Screw vigilante justice. Vigilante market research is where it’s at. Jibi, our newest editorial staffer and moderator over at BlackBerryForums, posed a question to the users over there, asking what would make for a better BlackBerry. Not only are the results worthwhile, but the entire article is just… jibtastic. Enjoy the read, folks.
Jibi-Jabber: What would make BlackBerry better?
In a recent posting on BlackBerryForums.com, I decided to give the users a ‘voice’ and let them sound off with their suggestions for what could make their BlackBerry experience a more enjoyable one. Some of these are absolute no-brainers that make you wonder why they haven’t been implemented already, while others are purely convenience-driven and have you scratching your head wondering about the party suggesting the feature (Read: built-in thermometer).
I personally feel that Research In Motion has done a great job in recent years with the fostering of their developer relationships, although there’s a lot left to be desired when compared to competing platforms. We now have more applications than ever for almost every possible need and want, although we have yet to reach the point of a competitive market place, thus prices for third-party software solutions remain relatively high while product selection remains low. In this particular niche of the market, two of the most requested features have been unified instant messaging and a full-featured office suite.
Document management and productivity suites have been present in the workplace (and home, for us early adopters) since the 80’s, but it was the introduction of Windows and Office 95 that really started to reach the average Joe User. The introduction of modern, user-friendly Internet that year played an obvious key role to further innovations in this sector – as the World Wide Web progressed, so did the development of Windows and Office, as well as their step-sibling alternatives.

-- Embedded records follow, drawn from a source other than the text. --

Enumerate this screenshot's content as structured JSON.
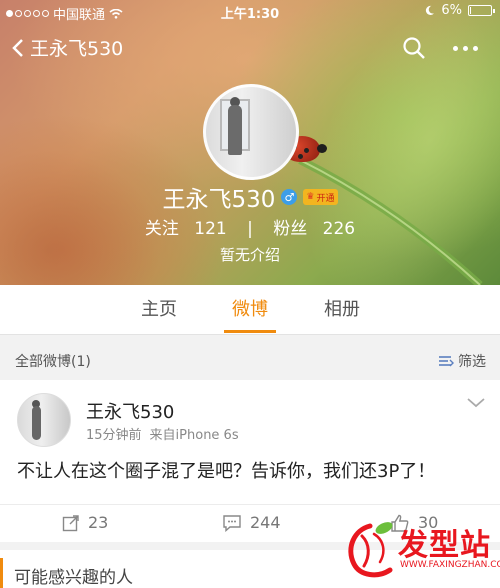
{
  "status_bar": {
    "carrier": "中国联通",
    "time": "上午1:30",
    "battery": "6%",
    "battery_level": 0.06
  },
  "nav": {
    "back_label": "王永飞530"
  },
  "profile": {
    "name": "王永飞530",
    "vip_label": "开通",
    "following_label": "关注",
    "following_count": "121",
    "separator": "|",
    "followers_label": "粉丝",
    "followers_count": "226",
    "intro": "暂无介绍"
  },
  "tabs": [
    {
      "label": "主页"
    },
    {
      "label": "微博"
    },
    {
      "label": "相册"
    }
  ],
  "filter_bar": {
    "count_label": "全部微博(1)",
    "filter_label": "筛选"
  },
  "post": {
    "author": "王永飞530",
    "time": "15分钟前",
    "source": "来自iPhone 6s",
    "text": "不让人在这个圈子混了是吧？告诉你，我们还3P了！",
    "reposts": "23",
    "comments": "244",
    "likes": "30"
  },
  "recommend": {
    "title": "可能感兴趣的人"
  },
  "watermark": {
    "brand": "发型站",
    "url": "WWW.FAXINGZHAN.COM"
  },
  "colors": {
    "accent": "#f08b0e",
    "watermark": "#e8171f"
  }
}
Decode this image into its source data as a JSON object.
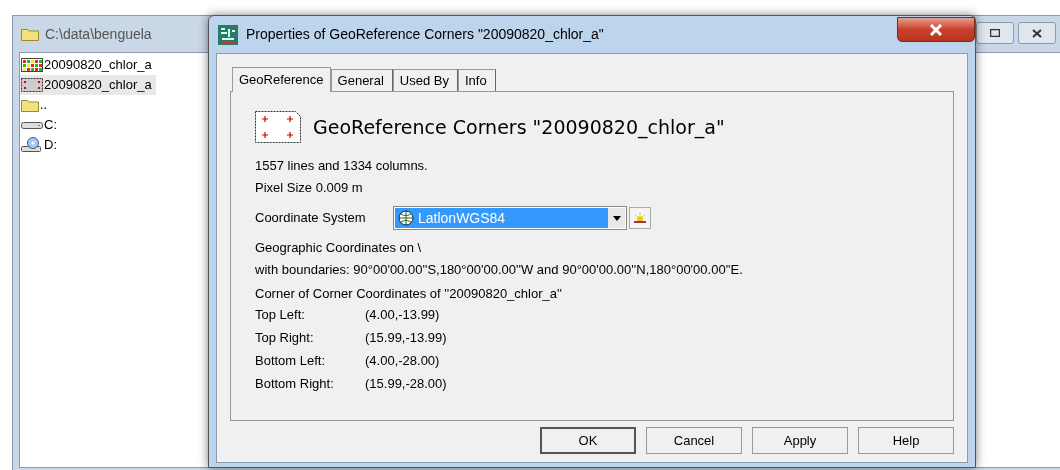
{
  "background_window": {
    "title": "C:\\data\\benguela",
    "items": [
      {
        "label": "20090820_chlor_a",
        "kind": "raster",
        "selected": false
      },
      {
        "label": "20090820_chlor_a",
        "kind": "georef",
        "selected": true
      },
      {
        "label": "..",
        "kind": "folder",
        "selected": false
      },
      {
        "label": "C:",
        "kind": "drive",
        "selected": false
      },
      {
        "label": "D:",
        "kind": "cdrom",
        "selected": false
      }
    ]
  },
  "dialog": {
    "title": "Properties of GeoReference Corners \"20090820_chlor_a\"",
    "tabs": [
      {
        "label": "GeoReference",
        "selected": true
      },
      {
        "label": "General",
        "selected": false
      },
      {
        "label": "Used By",
        "selected": false
      },
      {
        "label": "Info",
        "selected": false
      }
    ],
    "heading": "GeoReference Corners \"20090820_chlor_a\"",
    "info_lines": [
      "1557 lines and 1334 columns.",
      "Pixel Size 0.009 m"
    ],
    "coordinate_system": {
      "label": "Coordinate System",
      "value": "LatlonWGS84"
    },
    "geo_lines": [
      "Geographic Coordinates on \\",
      "with boundaries:  90°00'00.00''S,180°00'00.00''W and  90°00'00.00''N,180°00'00.00''E."
    ],
    "corners_heading": "Corner of Corner Coordinates of ''20090820_chlor_a''",
    "corners": [
      {
        "label": "Top Left:",
        "value": "(4.00,-13.99)"
      },
      {
        "label": "Top Right:",
        "value": "(15.99,-13.99)"
      },
      {
        "label": "Bottom Left:",
        "value": "(4.00,-28.00)"
      },
      {
        "label": "Bottom Right:",
        "value": "(15.99,-28.00)"
      }
    ],
    "buttons": [
      {
        "label": "OK",
        "default": true
      },
      {
        "label": "Cancel",
        "default": false
      },
      {
        "label": "Apply",
        "default": false
      },
      {
        "label": "Help",
        "default": false
      }
    ]
  }
}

RIM pioneered the wireless push email market, but customers are now asking for more – more document management, more mobility with their workplace. Microsoft’s flagship Windows Mobile solution has Pocket Office, some Symbian devices have Quickoffice installed by default, so the question has to be asked – “If I have the ultimate device for business mobility, why do I not have enterprise document mobility and management?”
Of course, one could purchase DynoPlex’s eOffice Professional Suite for the low cost of $200, but for me, this just seems like it should be a value-add application included with all RIM devices.